The growing investment in and importance of MLS academies have taken away much of the best domestic talent out of the league’s draft, but international talent that stands out in college can still be plentiful in the draft.
Three of the first five picks and six of the first 12 in the 2018 draft were foreign-born players. The Fire traded up to snag two of those players, Jon Bakero and Mo Adams. Both went through the academy systems in their native countries before journeying across the Atlantic to college and now in MLS. Not counting Jack Harrison, who was traded within minutes of being the top pick in the 2016 draft, the Fire hadn’t drafted a player born outside the U.S. in the first round since 2008 (Patrick Nyarko).
Bakero’s story has received more attention because the Spanish-born player is the son of a former FC Barcelona and Spanish national team player, Jose Mari Bakero. He joined Wake Forest after not having any pro prospects in Spain and turned into a Hermann Trophy winner this fall, capping off a four-year career that included an appearance in the College Cup final in 2016.

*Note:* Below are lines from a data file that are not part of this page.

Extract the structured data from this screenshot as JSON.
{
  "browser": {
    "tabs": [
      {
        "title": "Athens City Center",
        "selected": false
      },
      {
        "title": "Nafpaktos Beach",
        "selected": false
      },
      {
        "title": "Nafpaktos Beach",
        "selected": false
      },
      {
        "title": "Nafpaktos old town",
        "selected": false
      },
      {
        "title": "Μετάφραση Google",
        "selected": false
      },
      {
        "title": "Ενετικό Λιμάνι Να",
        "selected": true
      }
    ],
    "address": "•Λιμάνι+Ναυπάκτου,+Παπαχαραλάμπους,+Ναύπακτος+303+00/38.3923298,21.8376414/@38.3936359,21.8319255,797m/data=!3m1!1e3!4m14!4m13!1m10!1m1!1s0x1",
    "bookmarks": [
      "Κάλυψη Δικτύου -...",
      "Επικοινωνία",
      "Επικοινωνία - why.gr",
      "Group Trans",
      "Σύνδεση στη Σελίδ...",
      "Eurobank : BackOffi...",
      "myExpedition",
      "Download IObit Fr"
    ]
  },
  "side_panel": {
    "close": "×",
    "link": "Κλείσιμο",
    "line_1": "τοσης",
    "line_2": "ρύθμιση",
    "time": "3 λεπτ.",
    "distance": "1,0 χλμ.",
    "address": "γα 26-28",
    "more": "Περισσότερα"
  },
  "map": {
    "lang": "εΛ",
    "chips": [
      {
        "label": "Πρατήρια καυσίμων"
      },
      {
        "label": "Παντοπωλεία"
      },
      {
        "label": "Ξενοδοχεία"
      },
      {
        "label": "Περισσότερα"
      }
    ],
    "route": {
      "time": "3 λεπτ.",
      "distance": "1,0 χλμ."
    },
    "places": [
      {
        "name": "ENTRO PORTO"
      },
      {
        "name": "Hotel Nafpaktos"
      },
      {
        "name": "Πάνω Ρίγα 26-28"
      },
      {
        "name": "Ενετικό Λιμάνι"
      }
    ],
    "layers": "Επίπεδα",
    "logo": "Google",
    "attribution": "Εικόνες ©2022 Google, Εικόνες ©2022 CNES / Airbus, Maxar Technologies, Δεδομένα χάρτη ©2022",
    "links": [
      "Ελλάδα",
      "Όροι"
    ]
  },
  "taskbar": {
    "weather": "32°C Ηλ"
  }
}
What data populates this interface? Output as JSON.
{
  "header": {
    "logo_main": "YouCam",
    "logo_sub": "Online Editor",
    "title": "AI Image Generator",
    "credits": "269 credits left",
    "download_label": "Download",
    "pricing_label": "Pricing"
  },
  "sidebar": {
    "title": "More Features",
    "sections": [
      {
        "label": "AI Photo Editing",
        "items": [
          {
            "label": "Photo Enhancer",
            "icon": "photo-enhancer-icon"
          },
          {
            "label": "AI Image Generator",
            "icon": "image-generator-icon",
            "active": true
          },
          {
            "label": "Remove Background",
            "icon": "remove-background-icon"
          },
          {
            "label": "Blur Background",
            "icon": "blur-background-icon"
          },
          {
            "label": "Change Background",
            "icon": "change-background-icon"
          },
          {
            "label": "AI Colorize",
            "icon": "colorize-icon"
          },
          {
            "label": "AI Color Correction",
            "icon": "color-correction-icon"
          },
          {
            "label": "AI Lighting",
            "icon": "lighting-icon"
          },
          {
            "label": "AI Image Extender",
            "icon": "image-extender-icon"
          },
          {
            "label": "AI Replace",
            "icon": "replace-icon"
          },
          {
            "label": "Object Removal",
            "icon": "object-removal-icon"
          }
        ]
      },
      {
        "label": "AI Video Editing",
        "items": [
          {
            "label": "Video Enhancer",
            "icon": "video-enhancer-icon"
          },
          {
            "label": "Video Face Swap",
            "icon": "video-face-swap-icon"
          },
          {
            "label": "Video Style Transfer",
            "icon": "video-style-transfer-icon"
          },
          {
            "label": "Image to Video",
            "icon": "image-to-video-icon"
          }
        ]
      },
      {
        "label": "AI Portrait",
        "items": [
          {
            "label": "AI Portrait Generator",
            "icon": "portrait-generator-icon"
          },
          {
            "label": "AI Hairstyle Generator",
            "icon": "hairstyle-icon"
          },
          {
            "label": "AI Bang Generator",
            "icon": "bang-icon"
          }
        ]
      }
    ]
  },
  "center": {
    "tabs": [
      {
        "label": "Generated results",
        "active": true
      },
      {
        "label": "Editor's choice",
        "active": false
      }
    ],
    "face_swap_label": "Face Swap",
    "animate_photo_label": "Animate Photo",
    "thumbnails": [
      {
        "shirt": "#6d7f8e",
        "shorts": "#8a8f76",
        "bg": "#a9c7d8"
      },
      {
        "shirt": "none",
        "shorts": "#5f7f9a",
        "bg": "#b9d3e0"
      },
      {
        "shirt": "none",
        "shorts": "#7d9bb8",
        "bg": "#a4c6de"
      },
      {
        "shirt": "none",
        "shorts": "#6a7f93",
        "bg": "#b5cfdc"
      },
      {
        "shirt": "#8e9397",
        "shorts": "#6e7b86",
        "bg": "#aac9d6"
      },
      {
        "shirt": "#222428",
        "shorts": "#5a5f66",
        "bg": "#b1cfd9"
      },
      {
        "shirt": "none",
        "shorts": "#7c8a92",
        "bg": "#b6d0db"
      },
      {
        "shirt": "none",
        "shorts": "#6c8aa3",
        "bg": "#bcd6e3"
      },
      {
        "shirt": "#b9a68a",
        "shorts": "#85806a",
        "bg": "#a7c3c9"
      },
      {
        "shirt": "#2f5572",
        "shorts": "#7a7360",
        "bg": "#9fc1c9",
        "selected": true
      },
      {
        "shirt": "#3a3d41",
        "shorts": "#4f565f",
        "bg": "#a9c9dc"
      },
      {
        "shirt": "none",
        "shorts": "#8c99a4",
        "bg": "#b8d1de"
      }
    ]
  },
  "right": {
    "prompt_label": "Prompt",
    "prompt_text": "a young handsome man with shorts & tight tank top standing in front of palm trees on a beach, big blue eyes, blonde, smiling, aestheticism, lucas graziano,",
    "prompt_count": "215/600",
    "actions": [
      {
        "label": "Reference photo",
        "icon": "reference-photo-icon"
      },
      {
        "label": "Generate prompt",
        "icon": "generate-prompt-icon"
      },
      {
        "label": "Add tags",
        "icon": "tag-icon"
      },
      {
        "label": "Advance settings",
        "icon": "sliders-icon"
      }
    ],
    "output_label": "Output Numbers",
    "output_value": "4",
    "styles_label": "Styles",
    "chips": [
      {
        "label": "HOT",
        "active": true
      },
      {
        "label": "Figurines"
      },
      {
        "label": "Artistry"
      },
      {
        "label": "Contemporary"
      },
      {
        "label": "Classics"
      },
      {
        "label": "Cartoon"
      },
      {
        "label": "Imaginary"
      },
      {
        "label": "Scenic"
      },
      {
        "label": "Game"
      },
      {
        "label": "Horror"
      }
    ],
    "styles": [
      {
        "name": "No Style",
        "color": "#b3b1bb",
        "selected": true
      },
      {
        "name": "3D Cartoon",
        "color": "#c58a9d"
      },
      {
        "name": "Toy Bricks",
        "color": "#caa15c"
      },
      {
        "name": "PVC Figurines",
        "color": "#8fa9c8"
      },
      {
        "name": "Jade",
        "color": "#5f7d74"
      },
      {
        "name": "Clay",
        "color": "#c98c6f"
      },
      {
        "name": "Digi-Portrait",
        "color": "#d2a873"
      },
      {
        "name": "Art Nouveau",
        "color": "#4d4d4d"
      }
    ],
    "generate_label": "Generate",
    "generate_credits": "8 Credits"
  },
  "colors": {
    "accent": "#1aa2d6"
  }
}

“I think I’ve been able to learn the Spanish system, the American system and I think that having three and a half years in college allowed me to fully develop as a player, as a person and I think I’m ready now to start my professional career,” Bakero said during the first week of the Fire’s preseason training.
Bakero completed his college career, but Adams left after two years at Syracuse, another ACC powerhouse program. The defensive midfielder played for the academies of Nottingham Forest and Derby County before being offered a professional contract at Blackburn. However, Adams was unable to sign the deal due to injury.
“That was kind of a point where I didn’t know what to do next,” Adams said. “There’s different agencies that sort of release players with scholarships in the States. I kind of decided to take that route. It’s something different, a new chapter that you can learn from. Two years at Syracuse and now I’m here on the professional level.”
When asked about Dom Dwyer, Orlando City’s English-born forward who played collegiately and has since played for the U.S. national team, Adams said Dwyer was someone who helped him make the decision to come stateside.
Adams noted the differences between the way the English and American games are played. He said in the U.S. the game is “more aggressive and intense” but has shortcomings in other areas.
“I think in England the speed of play is maybe quicker, but I think is less intense in that aspect,” Adams said. “The guys think quicker, but not necessarily move as quick. Here you can see the ball and you’ve got two, three guys closing you down straight away. You’re playing against guys who are a lot bigger, more physical and stuff like that. I think that it’s good that I’ve experienced both sides of things.”
As the Fire’s roster currently stands, both players should have a good opportunity to snag regular minutes. Bakero is likely in line to be the first choice attacking midfielder behind, or even potentially alongside, striker Nemanja Nikolic if the Fire don’t add any players at that spot in the next month. Adams could be a leading candidate to fill the minutes lost with Juninho’s departure after his loan expired at the end of 2017.